Yahweh Rophe - The Lord Who Heals
Rophe. In Hebrew, this word means to “heal,” “cure,” “restore,” or “make whole.” As God led me to begin going deeper into His name, Yahweh Rophe, “The Lord Who Heals,” I could not have known how much our nation would need this very reminder just a week later.
In midst of unrest, deep pain, injustice, riots and racial tensions, this scene of snow blanketing the desert came as such a stark contrast from the swirling emotions that have recently overtaken our nation.
It is a vision I have been wanting to paint for over a year, but I had no idea why. When a friend recently asked if I had ever considered painting snow in the desert, I knew it was time to start.
With only a visual reference from which to work and the knowledge that Yahweh Rophe was the central focus of this piece, I began to ask the Lord, as I often do, why now? His answer came quickly in the form of the story of Moses at the waters of Marah.
In Exodus 15:20-27, God brings His children out into the desert to test them. Now, they had just rejoiced after passing through the red sea and seeing Pharaoh’s army defeated, but quickly their rejoicing turned into complaining as bitter as the water at Marah.
Springs are often bitter in the Sinai desert and the bitterness they encountered at this place, just days from the Red Sea, was no different.
In this moment of deep crisis, with no water for the thousands of Israelites, their faith failed. Their belief faltered and they began to rebel against the very God who led them out of slavery just days before. It is then that Moses did what they should have done — He cries out to God.
And God does not hesitate. He wastes no time showing Moses a tree to throw into the water and in a moment He miraculously sweetens the spring. There is no word of rebuke, no chastising - just a sweet and gracious response from God. He makes the waters drinkable. He heals them.
It is no wonder then that this is the first place that He introduces Himself to His people as Yahweh Rophe, reminding them that freedom from serving Pharaoh, doesn’t mean “anything goes,” it means freedom to serve Yahweh alone. If they do, He promises that, “I am the Lord who heals you.” (Exodus 15:26)
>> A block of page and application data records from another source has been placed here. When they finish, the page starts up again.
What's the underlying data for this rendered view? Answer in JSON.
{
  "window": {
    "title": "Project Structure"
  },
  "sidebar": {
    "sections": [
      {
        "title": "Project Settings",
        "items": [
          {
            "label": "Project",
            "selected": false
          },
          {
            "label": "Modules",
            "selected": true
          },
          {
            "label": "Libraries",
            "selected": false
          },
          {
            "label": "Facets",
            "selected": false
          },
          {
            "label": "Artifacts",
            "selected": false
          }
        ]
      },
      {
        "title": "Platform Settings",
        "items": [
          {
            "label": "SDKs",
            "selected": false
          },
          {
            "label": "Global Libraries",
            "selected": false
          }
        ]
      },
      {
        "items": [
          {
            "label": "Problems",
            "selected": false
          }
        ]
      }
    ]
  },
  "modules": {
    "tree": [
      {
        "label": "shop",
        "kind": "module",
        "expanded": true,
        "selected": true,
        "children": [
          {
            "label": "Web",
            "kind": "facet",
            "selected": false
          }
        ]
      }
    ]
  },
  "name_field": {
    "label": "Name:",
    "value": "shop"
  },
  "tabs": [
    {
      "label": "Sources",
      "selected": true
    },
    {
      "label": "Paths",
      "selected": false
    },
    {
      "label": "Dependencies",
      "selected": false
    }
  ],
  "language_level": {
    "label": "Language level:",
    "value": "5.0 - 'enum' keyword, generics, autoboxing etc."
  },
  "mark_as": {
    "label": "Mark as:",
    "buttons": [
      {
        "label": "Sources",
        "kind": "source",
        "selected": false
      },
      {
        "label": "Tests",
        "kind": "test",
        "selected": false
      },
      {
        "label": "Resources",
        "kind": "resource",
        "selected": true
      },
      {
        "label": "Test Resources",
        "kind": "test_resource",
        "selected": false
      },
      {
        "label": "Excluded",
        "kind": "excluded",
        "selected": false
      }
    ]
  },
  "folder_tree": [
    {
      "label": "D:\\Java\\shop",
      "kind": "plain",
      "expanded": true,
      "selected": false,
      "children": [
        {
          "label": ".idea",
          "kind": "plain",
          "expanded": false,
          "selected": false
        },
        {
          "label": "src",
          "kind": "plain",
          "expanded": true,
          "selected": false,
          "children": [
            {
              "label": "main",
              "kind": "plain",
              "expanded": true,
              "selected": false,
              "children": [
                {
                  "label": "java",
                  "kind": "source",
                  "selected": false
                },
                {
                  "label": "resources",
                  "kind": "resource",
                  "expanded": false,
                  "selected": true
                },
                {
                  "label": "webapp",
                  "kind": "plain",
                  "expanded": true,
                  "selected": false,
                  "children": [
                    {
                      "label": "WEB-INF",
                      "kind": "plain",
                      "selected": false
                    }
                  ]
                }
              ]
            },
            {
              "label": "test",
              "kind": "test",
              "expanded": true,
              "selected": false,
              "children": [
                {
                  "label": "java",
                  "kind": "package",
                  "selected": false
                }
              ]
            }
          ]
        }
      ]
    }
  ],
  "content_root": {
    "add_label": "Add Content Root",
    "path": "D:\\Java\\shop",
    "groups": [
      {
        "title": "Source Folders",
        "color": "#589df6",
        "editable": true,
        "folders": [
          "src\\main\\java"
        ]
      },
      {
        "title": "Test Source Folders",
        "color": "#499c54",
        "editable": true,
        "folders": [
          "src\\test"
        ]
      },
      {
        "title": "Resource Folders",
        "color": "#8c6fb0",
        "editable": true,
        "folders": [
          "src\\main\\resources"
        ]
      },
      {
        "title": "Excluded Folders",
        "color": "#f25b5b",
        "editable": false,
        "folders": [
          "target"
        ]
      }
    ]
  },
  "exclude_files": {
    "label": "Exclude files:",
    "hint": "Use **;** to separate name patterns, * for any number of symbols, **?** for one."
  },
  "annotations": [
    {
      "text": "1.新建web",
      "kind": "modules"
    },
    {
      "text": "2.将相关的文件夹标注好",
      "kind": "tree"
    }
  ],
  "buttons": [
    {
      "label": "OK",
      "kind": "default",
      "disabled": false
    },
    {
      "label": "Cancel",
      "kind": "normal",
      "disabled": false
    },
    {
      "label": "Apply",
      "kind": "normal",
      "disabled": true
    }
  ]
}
It’s at this moment I realized that the test wasn’t meant to create failure, but was used to show them the weakness of their faith and need for Him. I believe we stand at the same crossroads today.